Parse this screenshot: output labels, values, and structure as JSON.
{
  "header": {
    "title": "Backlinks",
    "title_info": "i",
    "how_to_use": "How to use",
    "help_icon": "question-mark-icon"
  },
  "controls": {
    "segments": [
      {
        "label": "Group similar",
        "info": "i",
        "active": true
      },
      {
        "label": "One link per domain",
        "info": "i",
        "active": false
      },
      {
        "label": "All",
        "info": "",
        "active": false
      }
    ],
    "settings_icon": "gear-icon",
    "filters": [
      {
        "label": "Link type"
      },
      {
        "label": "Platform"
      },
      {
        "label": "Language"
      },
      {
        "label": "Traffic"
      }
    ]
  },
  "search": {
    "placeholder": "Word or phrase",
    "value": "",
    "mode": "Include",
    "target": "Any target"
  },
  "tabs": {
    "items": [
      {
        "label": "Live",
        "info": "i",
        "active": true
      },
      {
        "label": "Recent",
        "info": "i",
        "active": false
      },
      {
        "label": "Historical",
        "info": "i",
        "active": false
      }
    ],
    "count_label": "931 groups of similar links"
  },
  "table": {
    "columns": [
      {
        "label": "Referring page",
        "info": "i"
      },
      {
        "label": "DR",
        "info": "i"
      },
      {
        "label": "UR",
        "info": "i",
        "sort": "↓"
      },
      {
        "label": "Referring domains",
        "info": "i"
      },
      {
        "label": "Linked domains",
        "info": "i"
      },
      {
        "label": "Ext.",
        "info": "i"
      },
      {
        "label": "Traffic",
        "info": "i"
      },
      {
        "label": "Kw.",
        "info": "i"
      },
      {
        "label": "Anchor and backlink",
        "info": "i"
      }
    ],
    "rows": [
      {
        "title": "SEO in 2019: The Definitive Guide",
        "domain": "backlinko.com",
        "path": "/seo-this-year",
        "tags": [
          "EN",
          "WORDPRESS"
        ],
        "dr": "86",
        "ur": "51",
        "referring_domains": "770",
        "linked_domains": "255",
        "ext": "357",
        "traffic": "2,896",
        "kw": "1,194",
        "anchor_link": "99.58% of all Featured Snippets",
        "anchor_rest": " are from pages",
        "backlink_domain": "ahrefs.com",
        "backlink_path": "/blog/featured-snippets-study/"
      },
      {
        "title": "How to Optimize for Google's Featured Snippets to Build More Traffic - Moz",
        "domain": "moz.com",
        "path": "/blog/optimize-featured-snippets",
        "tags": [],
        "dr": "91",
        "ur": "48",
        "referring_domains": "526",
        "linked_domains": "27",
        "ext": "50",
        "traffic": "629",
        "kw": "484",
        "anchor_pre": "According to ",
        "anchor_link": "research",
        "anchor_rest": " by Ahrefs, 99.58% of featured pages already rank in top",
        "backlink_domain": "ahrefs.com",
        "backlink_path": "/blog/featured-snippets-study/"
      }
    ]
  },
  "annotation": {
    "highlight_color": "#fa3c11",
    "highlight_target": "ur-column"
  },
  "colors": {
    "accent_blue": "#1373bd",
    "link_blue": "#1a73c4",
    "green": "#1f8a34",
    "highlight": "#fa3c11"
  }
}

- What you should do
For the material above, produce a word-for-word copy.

- Answer for this exercise
Parse this screenshot: output labels, values, and structure as JSON.
{
  "header": {
    "title": "Backlinks",
    "title_info": "i",
    "how_to_use": "How to use",
    "help_icon": "question-mark-icon"
  },
  "controls": {
    "segments": [
      {
        "label": "Group similar",
        "info": "i",
        "active": true
      },
      {
        "label": "One link per domain",
        "info": "i",
        "active": false
      },
      {
        "label": "All",
        "info": "",
        "active": false
      }
    ],
    "settings_icon": "gear-icon",
    "filters": [
      {
        "label": "Link type"
      },
      {
        "label": "Platform"
      },
      {
        "label": "Language"
      },
      {
        "label": "Traffic"
      }
    ]
  },
  "search": {
    "placeholder": "Word or phrase",
    "value": "",
    "mode": "Include",
    "target": "Any target"
  },
  "tabs": {
    "items": [
      {
        "label": "Live",
        "info": "i",
        "active": true
      },
      {
        "label": "Recent",
        "info": "i",
        "active": false
      },
      {
        "label": "Historical",
        "info": "i",
        "active": false
      }
    ],
    "count_label": "931 groups of similar links"
  },
  "table": {
    "columns": [
      {
        "label": "Referring page",
        "info": "i"
      },
      {
        "label": "DR",
        "info": "i"
      },
      {
        "label": "UR",
        "info": "i",
        "sort": "↓"
      },
      {
        "label": "Referring domains",
        "info": "i"
      },
      {
        "label": "Linked domains",
        "info": "i"
      },
      {
        "label": "Ext.",
        "info": "i"
      },
      {
        "label": "Traffic",
        "info": "i"
      },
      {
        "label": "Kw.",
        "info": "i"
      },
      {
        "label": "Anchor and backlink",
        "info": "i"
      }
    ],
    "rows": [
      {
        "title": "SEO in 2019: The Definitive Guide",
        "domain": "backlinko.com",
        "path": "/seo-this-year",
        "tags": [
          "EN",
          "WORDPRESS"
        ],
        "dr": "86",
        "ur": "51",
        "referring_domains": "770",
        "linked_domains": "255",
        "ext": "357",
        "traffic": "2,896",
        "kw": "1,194",
        "anchor_link": "99.58% of all Featured Snippets",
        "anchor_rest": " are from pages",
        "backlink_domain": "ahrefs.com",
        "backlink_path": "/blog/featured-snippets-study/"
      },
      {
        "title": "How to Optimize for Google's Featured Snippets to Build More Traffic - Moz",
        "domain": "moz.com",
        "path": "/blog/optimize-featured-snippets",
        "tags": [],
        "dr": "91",
        "ur": "48",
        "referring_domains": "526",
        "linked_domains": "27",
        "ext": "50",
        "traffic": "629",
        "kw": "484",
        "anchor_pre": "According to ",
        "anchor_link": "research",
        "anchor_rest": " by Ahrefs, 99.58% of featured pages already rank in top",
        "backlink_domain": "ahrefs.com",
        "backlink_path": "/blog/featured-snippets-study/"
      }
    ]
  },
  "annotation": {
    "highlight_color": "#fa3c11",
    "highlight_target": "ur-column"
  },
  "colors": {
    "accent_blue": "#1373bd",
    "link_blue": "#1a73c4",
    "green": "#1f8a34",
    "highlight": "#fa3c11"
  }
}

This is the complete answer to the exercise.